Because women with BD, particularly Bipolar II disorder, frequently present with depression, it is important to probe carefully for a history of hypomanic or manic symptoms, which may not be recognized as problematic by the patient. In all the women who present as a case of major depression, especially those who have an early age of onset and do not respond well to antidepressant monotherapy, there is the possibility of BD. The most well-known are MDQ other options include Hypomania checklist.
Using structured clinical interviews, such as the Structured Clinical Interview for DSM-IV, may improve the identification of BD. The diagnosis of Bipolar II disorder, rapid cycling or mixed mania, which is more common in women, have an impact treatment options. The medical evaluation includes physical examination, weight and vital signs, laboratory tests , and toxicology screen. The assessment also includes the menstrual and reproductive history, and history of menstrual, pregnancy/postpartum, or menopausal-related mood or psychotic symptoms. The history of hormonal treatments and the effects of the treatment of mood are also important.
Read Also: Does Dehydration Cause Panic Attacks
Whats The Relevance Of Conduct Disorder And Substance Abuse In Men
Conduct disorder is a clinical definition, which can be characterized as a repetitive and persistent pattern of behavior in which the basic rights of others or major age-appropriate societal norms or rules are violated. The person diagnosed with conduct disorder has to have met at least three criteria in the past 12 months, which may include bullying or threatening behaviour, use of a weapon, stealing from someones person and so on6.
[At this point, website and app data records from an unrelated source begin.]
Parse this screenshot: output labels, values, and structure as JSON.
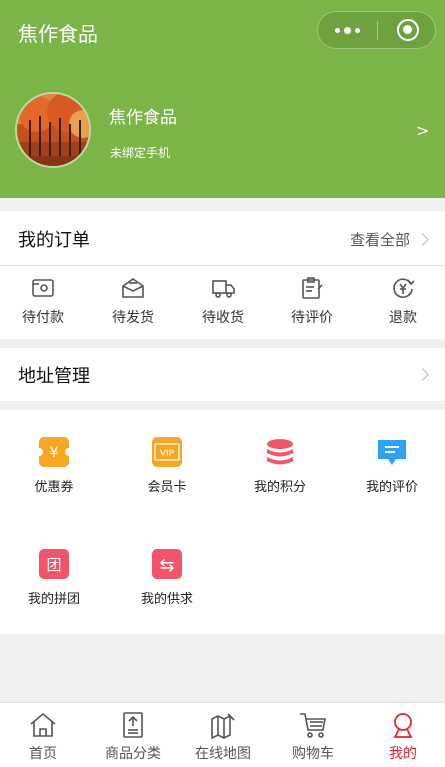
{
  "header": {
    "title": "焦作食品"
  },
  "profile": {
    "name": "焦作食品",
    "phone_status": "未绑定手机",
    "arrow": ">"
  },
  "orders": {
    "title": "我的订单",
    "view_all": "查看全部",
    "items": [
      {
        "label": "待付款",
        "icon": "wallet-icon"
      },
      {
        "label": "待发货",
        "icon": "box-icon"
      },
      {
        "label": "待收货",
        "icon": "truck-icon"
      },
      {
        "label": "待评价",
        "icon": "clipboard-icon"
      },
      {
        "label": "退款",
        "icon": "refund-icon"
      }
    ]
  },
  "address": {
    "title": "地址管理"
  },
  "tools": [
    {
      "label": "优惠券",
      "icon": "coupon-icon",
      "color": "#f5a623",
      "glyph": "¥"
    },
    {
      "label": "会员卡",
      "icon": "vip-card-icon",
      "color": "#f5a623",
      "glyph": "VIP"
    },
    {
      "label": "我的积分",
      "icon": "points-icon",
      "color": "#f2546b",
      "glyph": ""
    },
    {
      "label": "我的评价",
      "icon": "comment-icon",
      "color": "#2ea3f2",
      "glyph": ""
    },
    {
      "label": "我的拼团",
      "icon": "group-buy-icon",
      "color": "#f2546b",
      "glyph": "团"
    },
    {
      "label": "我的供求",
      "icon": "supply-demand-icon",
      "color": "#f2546b",
      "glyph": "⇆"
    }
  ],
  "tabbar": [
    {
      "label": "首页",
      "icon": "home-icon"
    },
    {
      "label": "商品分类",
      "icon": "category-icon"
    },
    {
      "label": "在线地图",
      "icon": "map-icon"
    },
    {
      "label": "购物车",
      "icon": "cart-icon"
    },
    {
      "label": "我的",
      "icon": "user-icon",
      "active": true
    }
  ],
  "colors": {
    "brand_green": "#7bb548",
    "active_red": "#e0262b"
  }
}
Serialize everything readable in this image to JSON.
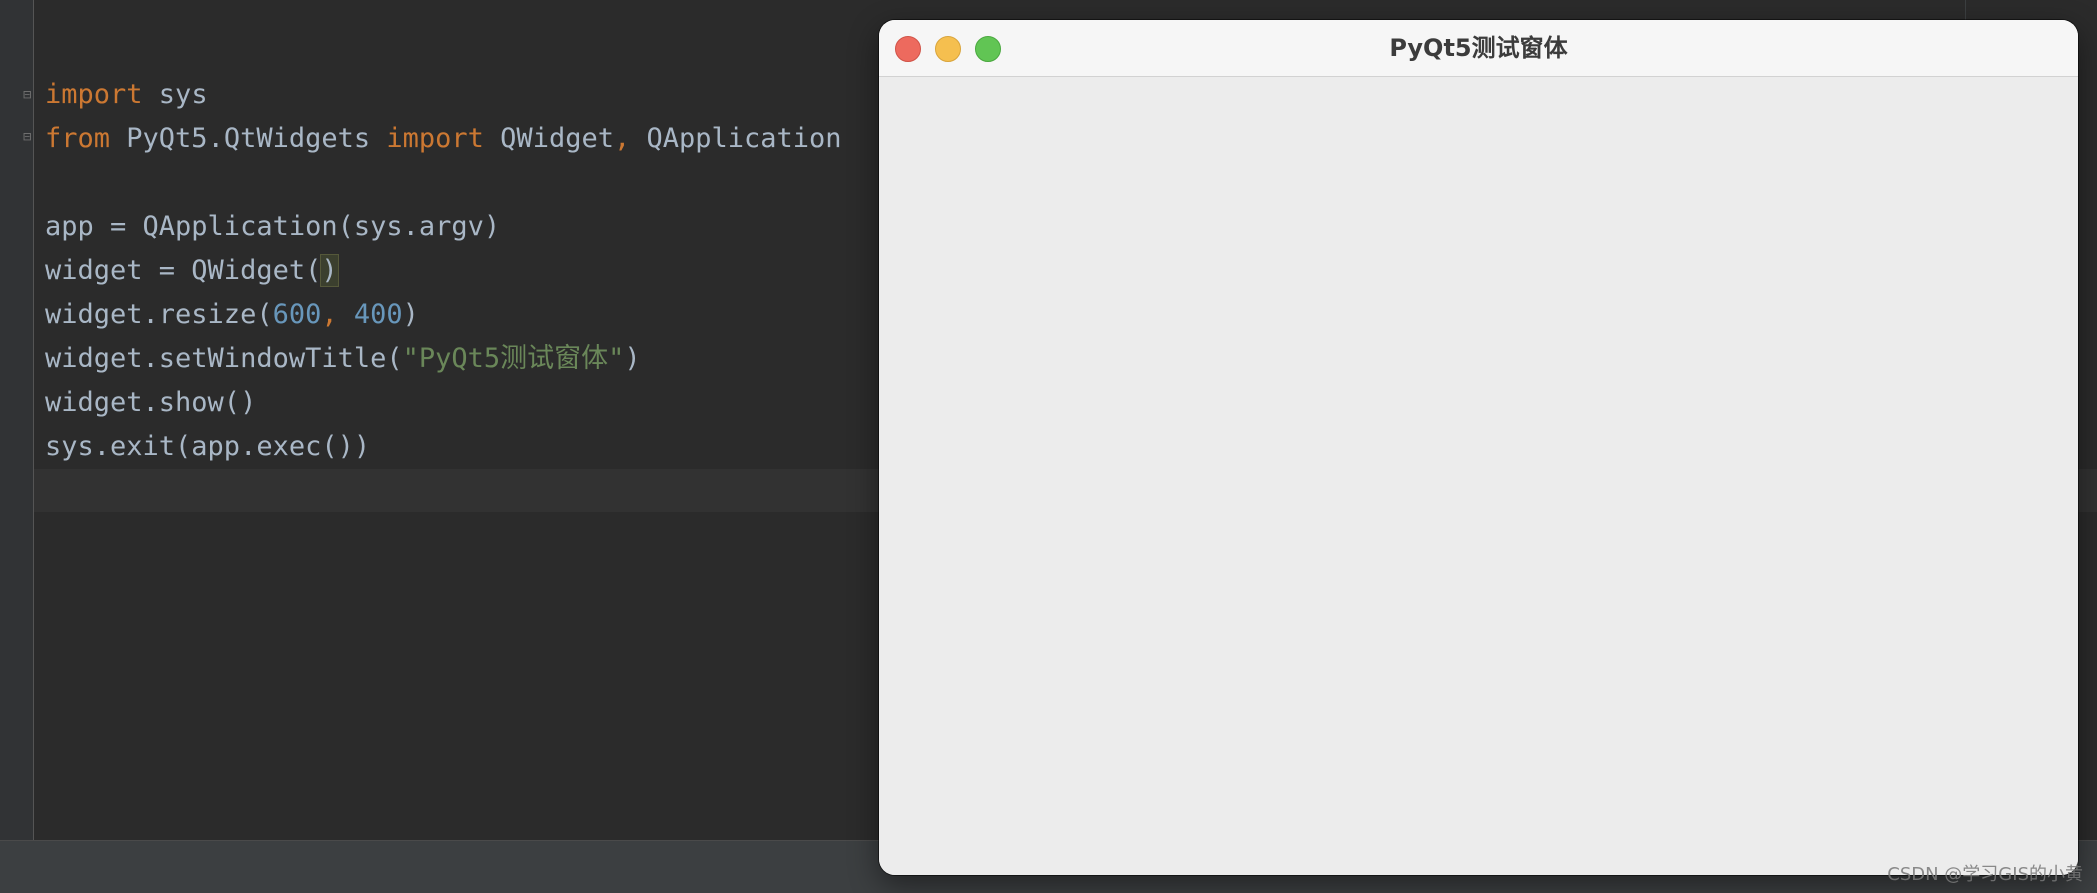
{
  "editor": {
    "lines": [
      {
        "id": "line-1",
        "tokens": [
          {
            "t": "import",
            "c": "kw"
          },
          {
            "t": " sys",
            "c": ""
          }
        ]
      },
      {
        "id": "line-2",
        "tokens": [
          {
            "t": "from",
            "c": "kw"
          },
          {
            "t": " PyQt5.QtWidgets ",
            "c": ""
          },
          {
            "t": "import",
            "c": "kw"
          },
          {
            "t": " QWidget",
            "c": ""
          },
          {
            "t": ",",
            "c": "kw"
          },
          {
            "t": " QApplication",
            "c": ""
          }
        ]
      },
      {
        "id": "line-3",
        "tokens": []
      },
      {
        "id": "line-4",
        "tokens": [
          {
            "t": "app = QApplication(sys.argv)",
            "c": ""
          }
        ]
      },
      {
        "id": "line-5",
        "tokens": [
          {
            "t": "widget = QWidget(",
            "c": ""
          },
          {
            "t": ")",
            "c": "brace-hl"
          }
        ]
      },
      {
        "id": "line-6",
        "tokens": [
          {
            "t": "widget.resize(",
            "c": ""
          },
          {
            "t": "600",
            "c": "num"
          },
          {
            "t": ", ",
            "c": "kw"
          },
          {
            "t": "400",
            "c": "num"
          },
          {
            "t": ")",
            "c": ""
          }
        ]
      },
      {
        "id": "line-7",
        "tokens": [
          {
            "t": "widget.setWindowTitle(",
            "c": ""
          },
          {
            "t": "\"PyQt5测试窗体\"",
            "c": "str"
          },
          {
            "t": ")",
            "c": ""
          }
        ]
      },
      {
        "id": "line-8",
        "tokens": [
          {
            "t": "widget.show()",
            "c": ""
          }
        ]
      },
      {
        "id": "line-9",
        "tokens": [
          {
            "t": "sys.exit(app.exec())",
            "c": ""
          }
        ]
      }
    ]
  },
  "window": {
    "title": "PyQt5测试窗体"
  },
  "watermark": "CSDN @学习GIS的小黄",
  "colors": {
    "keyword": "#cc7832",
    "number": "#6897bb",
    "string": "#6a8759",
    "text": "#a9b7c6",
    "background": "#2b2b2b"
  }
}
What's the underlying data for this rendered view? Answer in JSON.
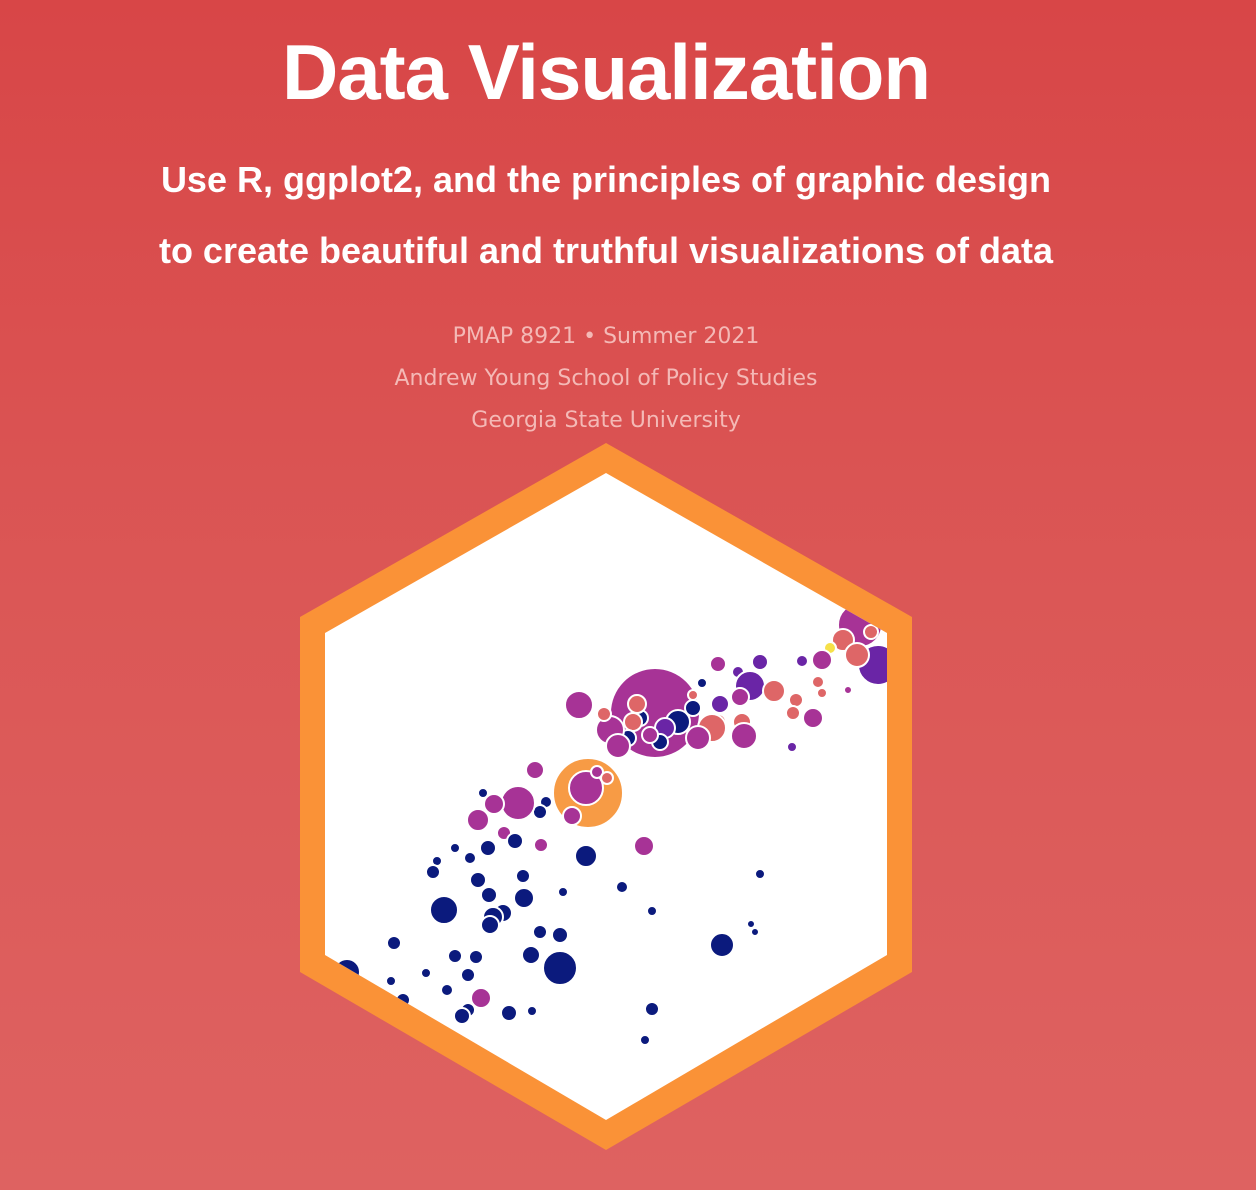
{
  "header": {
    "title": "Data Visualization",
    "subtitle_line1": "Use R, ggplot2, and the principles of graphic design",
    "subtitle_line2": "to create beautiful and truthful visualizations of data"
  },
  "course_info": {
    "course_term": "PMAP 8921 • Summer 2021",
    "school": "Andrew Young School of Policy Studies",
    "university": "Georgia State University"
  },
  "logo": {
    "icon": "gapminder-bubble-hex-icon",
    "border_color": "#fa9237",
    "fill_color": "#ffffff",
    "bubble_colors": {
      "navy": "#0b1a7d",
      "magenta": "#a73396",
      "purple": "#6a25a6",
      "pink": "#de6667",
      "orange": "#f79b45",
      "yellow": "#f6e049"
    }
  },
  "colors": {
    "background_top": "#d84647",
    "background_bottom": "#de6261",
    "title_text": "#ffffff",
    "meta_text": "#f4b9b6"
  }
}
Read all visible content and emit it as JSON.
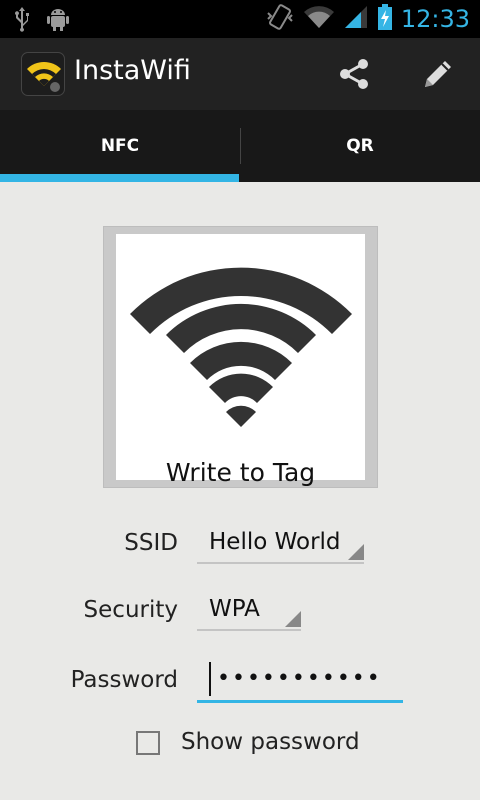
{
  "status_bar": {
    "time": "12:33",
    "icons": [
      "usb-icon",
      "android-debug-icon",
      "vibrate-icon",
      "wifi-signal-icon",
      "cell-signal-icon",
      "battery-charging-icon"
    ]
  },
  "action_bar": {
    "title": "InstaWifi",
    "actions": [
      "share-icon",
      "edit-icon"
    ]
  },
  "tabs": [
    {
      "label": "NFC",
      "selected": true
    },
    {
      "label": "QR",
      "selected": false
    }
  ],
  "write_tag": {
    "label": "Write to Tag"
  },
  "form": {
    "ssid_label": "SSID",
    "ssid_value": "Hello World",
    "security_label": "Security",
    "security_value": "WPA",
    "password_label": "Password",
    "password_value": "•••••••••••",
    "show_password_label": "Show password",
    "show_password_checked": false
  },
  "colors": {
    "accent": "#33b5e5",
    "action_bar": "#222222",
    "background": "#e9e9e7"
  }
}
There can be a misperception in the general public and media that people with bipolar disorder, especially men, are physically aggressive and dangerous. The real story is that although there is an increased risk of aggression in men with bipolar disorder this generally only applies to those who have substance abuse problems, that is, those who have addiction problems with tobacco, alcohol or other drugs7.
As well as affecting behavior towards others, we can also see from research that substance abuse, as well as male gender, and younger age of onset are also associated with not sticking with a treatment plan4.